We were up in town yesterday, having lunch with colleagues and then taking part in the launch event at Blackwell’s for Simon Ings’s new novel Wolves (of which more here soon). Just before we left the house, I happened to see a discussion online (I forget precisely where now) about Hugo outliers, i.e those works that, in a saner world, should receive a strew of nominations but inevitably won’t. Someone mentioned Seiobo There Below by Laszlo Krasznahorkai. As his Satantango is one of those books I’ve been meaning to read for ages now but still haven’t got round to, my attention was immediately engaged and I popped across to have a look at the Amazon preview.
It seems that Krasznahorkai could not survive without the semicolon. The first sentence of Seiobo There Below runs on, like the river it describes, for two-and-a-half pages. From the first words (“Everything around it moves, as if this one time and one time only, as if the message of Heraclitus has arrived here through some deep current, from the distance of an entire universe, in spite of all the senseless obstacles,) one finds oneself immersed in beauty, in mystery, in the presence of a master.
How much more terrifying life would be if there were not those of us climbing mountains, working to send people to Mars, fighting to save the snow leopard, playing music by James MacMillan and writing sentences like Laszlo Krasznahorkhai.
I was impatient to hear word of the Kitschies shortlists before we caught the train. I needn’t have worried – a mass email brought the news to us as we travelled. My excitement at the Red Tentacle shortlist has still not subsided:
- Red Doc> by Anne Carson (Jonathan Cape)
- A Tale for the Time Being by Ruth Ozeki (Canongate)
- Bleeding Edge by Thomas Pynchon (Jonathan Cape)
- More Than This by Patrick Ness (Walker)

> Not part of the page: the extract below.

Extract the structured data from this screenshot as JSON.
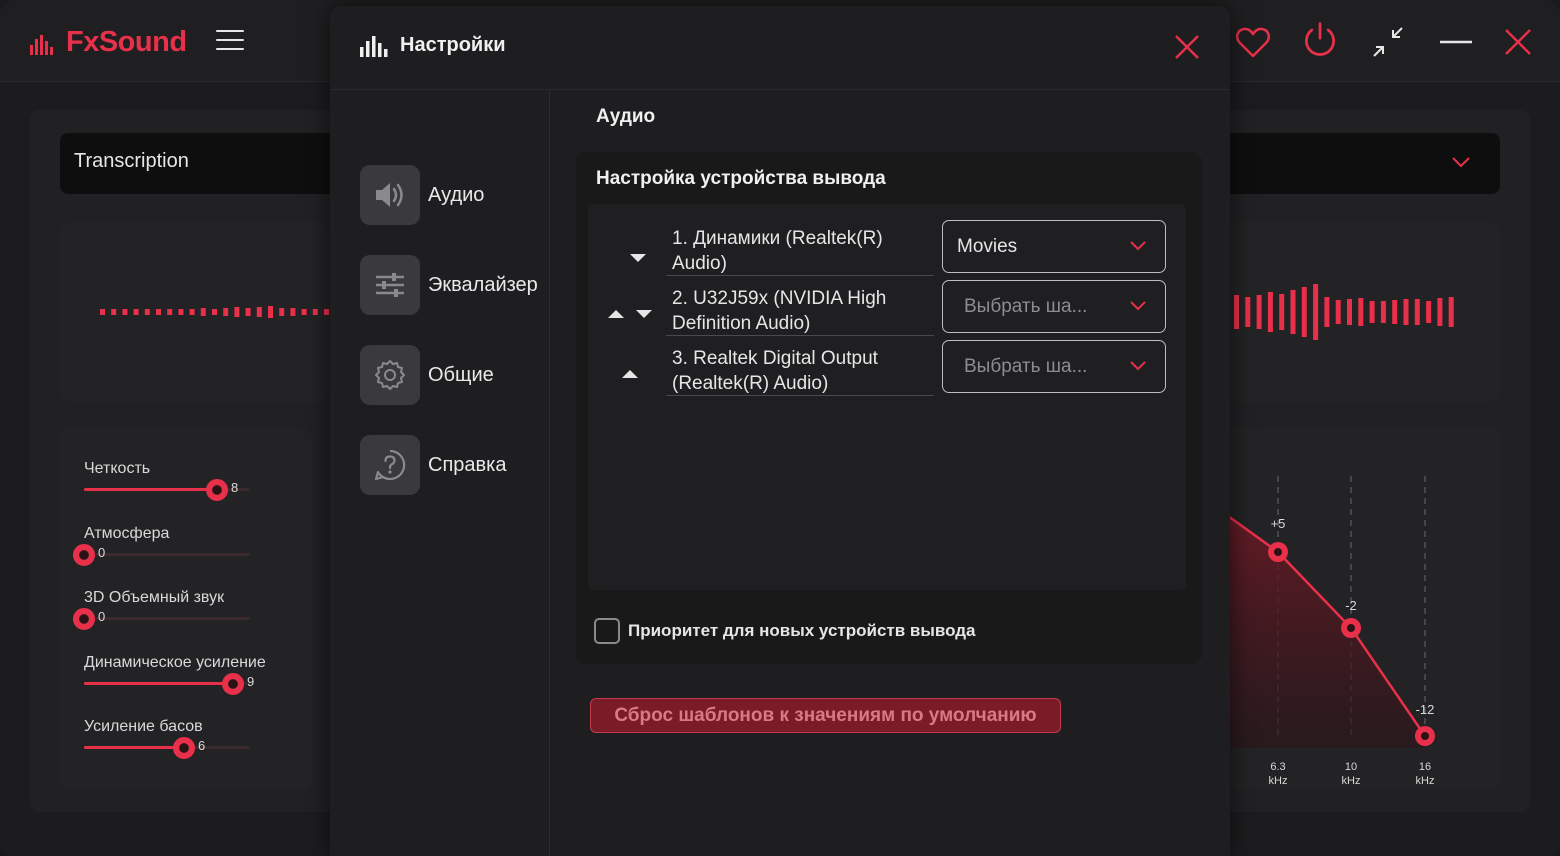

- The Machine by James Smythe (HarperCollins / Blue Door
Here at last is the kind of shortlist that one might dream of for SF, a shortlist for a genre prize (‘to reward the year’s most progressive, intelligent and entertaining works that contain elements of the speculative or fantastic’) that offers a true indication of the power, depth and literary excellence of which speculative fiction is capable and for which it should strive. In its breadth of styles, its acuity of vision, its strength of purpose, this shortlist is easily the equal of last year’s (really pretty good) Booker shortlist and (I would argue) then some. These are the kind of novels SF should be discussing and promoting for itself and arguing over, that remind any that need reminding that literature is a vocation, a life’s project, not just an escapist pastime or the product of vociferous marketing.
Any set of individuals with the nous and ambition to shortlist Anne Carson might equally have selected a writer like Krasznahorkai. These are clearly people with an unbounded understanding of what SF is and how far it can go. Well done those judges. Congratulations on what you are saying about speculative fiction.
This has been the most exciting, progressive and imaginative Kitschies shortlist yet. I am predicting it will give the Clarke more than a decent run for its money. Let us hope, for the sake of the Clarke, that it doesn’t beat it bloodily into the ground…